Launched in 2015 by radio producer and presenter Jay Hynd as an independent media platform for Liverpool, it’s grown a local, national and international reach online and via social media.
A two-man team, led by Jay himself, has expanded to almost 20 and alongside what’s on and features content, it has become a sought-after video production company.
The aim, from day one, was to present a positive view of the city and Jay says that’s still central to everything they do.
“It’s always been important to me and the whole team to highlight the best of Liverpool, whether that’s the businesses here, the incredible events we put on or the people that call it home,” he added. “The bulk of our content is just showing Liverpool for what it is; we don’t have to make it look good because it is good.
“When we first started, it was still really early days for online sites and social media and a lot of the platforms you see now, influencers and vloggers, just didn’t exist.
“We were covering events like the Three Queens on the Mersey and Sound City at the docks, and lots of people might not have know they were happening because they didn’t get to see them. They might get a glimpse on the local TV news, but we were the first to actually create professional video and put it out there.”
With the eyes of the world on the city as it hosted Eurovision on behalf of Ukraine in May, The Guide Liverpool became the voice of the host city, with unrivalled daily coverage from locations around the city centre, backstage interviews and reactions from local and international fans. The platform had over 11 million video views and reached 15 million people during Eurovision 2023.

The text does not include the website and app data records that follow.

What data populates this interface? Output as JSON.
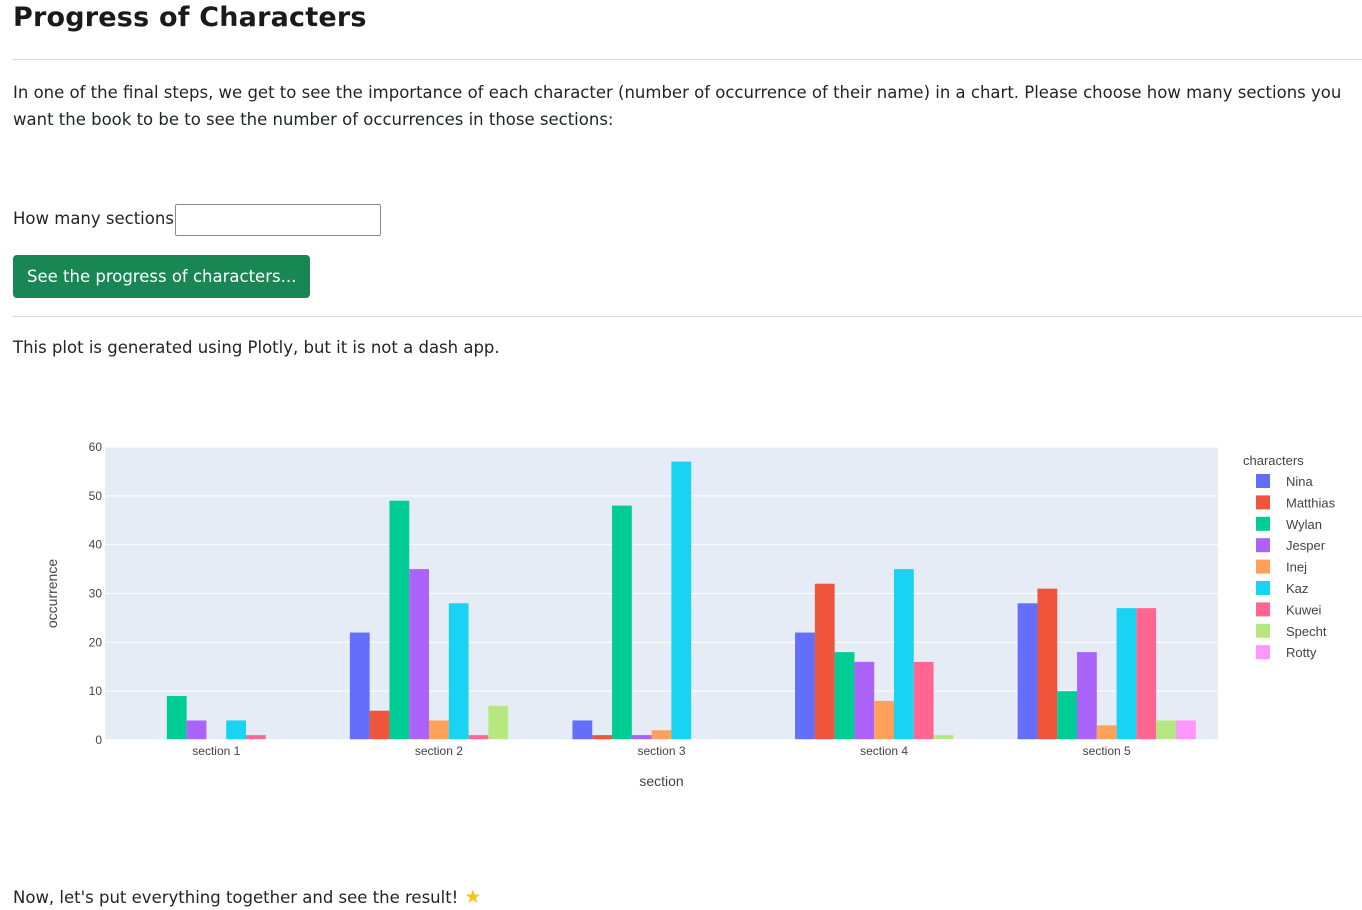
{
  "page": {
    "title": "Progress of Characters",
    "intro": "In one of the final steps, we get to see the importance of each character (number of occurrence of their name) in a chart. Please choose how many sections you want the book to be to see the number of occurrences in those sections:",
    "sections_label": "How many sections?",
    "sections_value": "",
    "button_label": "See the progress of characters...",
    "plot_note": "This plot is generated using Plotly, but it is not a dash app.",
    "final_line": "Now, let's put everything together and see the result!",
    "final_icon": "star-icon",
    "button_color": "#198754"
  },
  "chart_data": {
    "type": "bar",
    "xlabel": "section",
    "ylabel": "occurrence",
    "legend_title": "characters",
    "legend_position": "right",
    "ylim": [
      0,
      60
    ],
    "yticks": [
      0,
      10,
      20,
      30,
      40,
      50,
      60
    ],
    "grid": true,
    "background": "#e5ecf6",
    "categories": [
      "section 1",
      "section 2",
      "section 3",
      "section 4",
      "section 5"
    ],
    "series": [
      {
        "name": "Nina",
        "color": "#636efa",
        "values": [
          0,
          22,
          4,
          22,
          28
        ]
      },
      {
        "name": "Matthias",
        "color": "#ef553b",
        "values": [
          0,
          6,
          1,
          32,
          31
        ]
      },
      {
        "name": "Wylan",
        "color": "#00cc96",
        "values": [
          9,
          49,
          48,
          18,
          10
        ]
      },
      {
        "name": "Jesper",
        "color": "#ab63fa",
        "values": [
          4,
          35,
          1,
          16,
          18
        ]
      },
      {
        "name": "Inej",
        "color": "#ffa15a",
        "values": [
          0,
          4,
          2,
          8,
          3
        ]
      },
      {
        "name": "Kaz",
        "color": "#19d3f3",
        "values": [
          4,
          28,
          57,
          35,
          27
        ]
      },
      {
        "name": "Kuwei",
        "color": "#ff6692",
        "values": [
          1,
          1,
          0,
          16,
          27
        ]
      },
      {
        "name": "Specht",
        "color": "#b6e880",
        "values": [
          0,
          7,
          0,
          1,
          4
        ]
      },
      {
        "name": "Rotty",
        "color": "#ff97ff",
        "values": [
          0,
          0,
          0,
          0,
          4
        ]
      }
    ]
  }
}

“It’s the most ambitious thing we’ve ever done,” said Jay. “Obviously we’ve covered large scale events before, like the Giants and LFC’s victory parades, but Eurovision was an opportunity to do something on a scale we’ve never done before.
“We brought in extra team members and made sure we were at the centre of everything that was going on, capturing the amazing atmosphere in those two weeks ahead of the final, and I’m really proud of what we produced.”
While global audience events like the Grand National Festival have become an annual feature for The Guide, partnering with The Jockey Club for live raceday coverage, Jay says they don’t shy away from more serious issues.
“If something is really important or if it touches the whole city, like the killing of Olivia Pratt Korbel, then of course we whole-heartedly get behind it. We’re a big platform and you’ve got to be responsible with that number of followers and realise that sometimes you can do good.”
Eight years on from setting up The Guide, he admits it’s grown into a business he could never have anticipated. Beyond the day-to-day content that followers see, its video production company works with a diverse range of high-profile companies across the North West and UK from Liverpool ONE, M&S Bank Arena to the NHS, HMS Prisons, Cammel Laird and LFC.
“It’s completely different to what I thought it would be when we started, but the essence of it is still there – it’s still a what’s on platform that shouts about all of the great things happening in Liverpool. Whether that’s an event, a new bar opening or a really uplifting story from the city.
“To work at The Guide you’ve got to really be passionate about Liverpool, whether you’re from here or from out of town. For me personally it’s taught me so much more that I didn’t know about my home city and made me realise even more, how much I adore it.”